Copy the records that follow exactly, leaving nothing out.

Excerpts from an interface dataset
━━━

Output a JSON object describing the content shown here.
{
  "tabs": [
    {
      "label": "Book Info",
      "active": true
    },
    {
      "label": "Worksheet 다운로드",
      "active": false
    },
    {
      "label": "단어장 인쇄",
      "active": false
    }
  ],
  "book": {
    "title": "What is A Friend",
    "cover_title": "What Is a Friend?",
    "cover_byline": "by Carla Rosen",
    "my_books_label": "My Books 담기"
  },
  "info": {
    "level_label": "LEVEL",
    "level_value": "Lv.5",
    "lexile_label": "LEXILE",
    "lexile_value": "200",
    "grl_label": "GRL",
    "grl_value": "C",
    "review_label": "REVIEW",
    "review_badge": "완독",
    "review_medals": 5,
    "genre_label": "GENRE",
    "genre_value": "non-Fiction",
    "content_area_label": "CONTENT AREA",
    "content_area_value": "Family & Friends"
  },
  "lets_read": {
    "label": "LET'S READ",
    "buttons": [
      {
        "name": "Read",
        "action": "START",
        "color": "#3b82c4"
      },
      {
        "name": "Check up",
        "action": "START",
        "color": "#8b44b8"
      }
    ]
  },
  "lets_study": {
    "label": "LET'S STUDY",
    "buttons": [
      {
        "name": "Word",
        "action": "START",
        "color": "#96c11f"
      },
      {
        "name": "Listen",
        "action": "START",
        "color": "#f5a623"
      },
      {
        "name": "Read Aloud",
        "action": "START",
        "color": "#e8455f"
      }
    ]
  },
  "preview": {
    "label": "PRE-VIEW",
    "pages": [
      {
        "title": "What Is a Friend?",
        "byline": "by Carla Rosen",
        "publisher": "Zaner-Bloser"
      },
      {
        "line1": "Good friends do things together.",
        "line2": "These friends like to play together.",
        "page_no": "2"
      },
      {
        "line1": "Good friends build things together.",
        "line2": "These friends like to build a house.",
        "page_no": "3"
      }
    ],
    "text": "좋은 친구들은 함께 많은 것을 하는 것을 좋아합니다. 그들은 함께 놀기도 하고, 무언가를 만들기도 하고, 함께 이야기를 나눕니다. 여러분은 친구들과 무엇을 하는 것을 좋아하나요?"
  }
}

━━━

Response:
Output a JSON object describing the content shown here.
{
  "tabs": [
    {
      "label": "Book Info",
      "active": true
    },
    {
      "label": "Worksheet 다운로드",
      "active": false
    },
    {
      "label": "단어장 인쇄",
      "active": false
    }
  ],
  "book": {
    "title": "What is A Friend",
    "cover_title": "What Is a Friend?",
    "cover_byline": "by Carla Rosen",
    "my_books_label": "My Books 담기"
  },
  "info": {
    "level_label": "LEVEL",
    "level_value": "Lv.5",
    "lexile_label": "LEXILE",
    "lexile_value": "200",
    "grl_label": "GRL",
    "grl_value": "C",
    "review_label": "REVIEW",
    "review_badge": "완독",
    "review_medals": 5,
    "genre_label": "GENRE",
    "genre_value": "non-Fiction",
    "content_area_label": "CONTENT AREA",
    "content_area_value": "Family & Friends"
  },
  "lets_read": {
    "label": "LET'S READ",
    "buttons": [
      {
        "name": "Read",
        "action": "START",
        "color": "#3b82c4"
      },
      {
        "name": "Check up",
        "action": "START",
        "color": "#8b44b8"
      }
    ]
  },
  "lets_study": {
    "label": "LET'S STUDY",
    "buttons": [
      {
        "name": "Word",
        "action": "START",
        "color": "#96c11f"
      },
      {
        "name": "Listen",
        "action": "START",
        "color": "#f5a623"
      },
      {
        "name": "Read Aloud",
        "action": "START",
        "color": "#e8455f"
      }
    ]
  },
  "preview": {
    "label": "PRE-VIEW",
    "pages": [
      {
        "title": "What Is a Friend?",
        "byline": "by Carla Rosen",
        "publisher": "Zaner-Bloser"
      },
      {
        "line1": "Good friends do things together.",
        "line2": "These friends like to play together.",
        "page_no": "2"
      },
      {
        "line1": "Good friends build things together.",
        "line2": "These friends like to build a house.",
        "page_no": "3"
      }
    ],
    "text": "좋은 친구들은 함께 많은 것을 하는 것을 좋아합니다. 그들은 함께 놀기도 하고, 무언가를 만들기도 하고, 함께 이야기를 나눕니다. 여러분은 친구들과 무엇을 하는 것을 좋아하나요?"
  }
}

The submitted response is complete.